_ACTIVITY:_
Return all of the entries below exactly as they are given.

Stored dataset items
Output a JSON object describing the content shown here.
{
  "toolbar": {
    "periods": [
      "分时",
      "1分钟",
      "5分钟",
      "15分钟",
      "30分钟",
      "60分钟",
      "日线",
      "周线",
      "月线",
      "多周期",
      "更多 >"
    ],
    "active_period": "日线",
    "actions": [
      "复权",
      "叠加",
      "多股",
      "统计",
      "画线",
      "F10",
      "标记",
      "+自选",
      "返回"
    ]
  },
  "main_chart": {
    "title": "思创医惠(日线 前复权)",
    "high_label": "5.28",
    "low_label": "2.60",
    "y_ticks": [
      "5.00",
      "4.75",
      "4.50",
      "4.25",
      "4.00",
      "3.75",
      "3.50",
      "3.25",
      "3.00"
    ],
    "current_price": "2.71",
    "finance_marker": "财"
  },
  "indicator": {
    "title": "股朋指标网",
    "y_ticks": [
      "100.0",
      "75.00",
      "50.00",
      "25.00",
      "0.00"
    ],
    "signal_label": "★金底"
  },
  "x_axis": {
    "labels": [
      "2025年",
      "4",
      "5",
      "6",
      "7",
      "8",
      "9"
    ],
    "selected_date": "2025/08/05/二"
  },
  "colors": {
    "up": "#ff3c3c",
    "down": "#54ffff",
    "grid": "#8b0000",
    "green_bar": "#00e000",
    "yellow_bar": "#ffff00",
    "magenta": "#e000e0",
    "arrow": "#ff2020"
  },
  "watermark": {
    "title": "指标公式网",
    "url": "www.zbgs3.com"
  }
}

_OUTPUT FOR THIS TASK:_
Output a JSON object describing the content shown here.
{
  "toolbar": {
    "periods": [
      "分时",
      "1分钟",
      "5分钟",
      "15分钟",
      "30分钟",
      "60分钟",
      "日线",
      "周线",
      "月线",
      "多周期",
      "更多 >"
    ],
    "active_period": "日线",
    "actions": [
      "复权",
      "叠加",
      "多股",
      "统计",
      "画线",
      "F10",
      "标记",
      "+自选",
      "返回"
    ]
  },
  "main_chart": {
    "title": "思创医惠(日线 前复权)",
    "high_label": "5.28",
    "low_label": "2.60",
    "y_ticks": [
      "5.00",
      "4.75",
      "4.50",
      "4.25",
      "4.00",
      "3.75",
      "3.50",
      "3.25",
      "3.00"
    ],
    "current_price": "2.71",
    "finance_marker": "财"
  },
  "indicator": {
    "title": "股朋指标网",
    "y_ticks": [
      "100.0",
      "75.00",
      "50.00",
      "25.00",
      "0.00"
    ],
    "signal_label": "★金底"
  },
  "x_axis": {
    "labels": [
      "2025年",
      "4",
      "5",
      "6",
      "7",
      "8",
      "9"
    ],
    "selected_date": "2025/08/05/二"
  },
  "colors": {
    "up": "#ff3c3c",
    "down": "#54ffff",
    "grid": "#8b0000",
    "green_bar": "#00e000",
    "yellow_bar": "#ffff00",
    "magenta": "#e000e0",
    "arrow": "#ff2020"
  },
  "watermark": {
    "title": "指标公式网",
    "url": "www.zbgs3.com"
  }
}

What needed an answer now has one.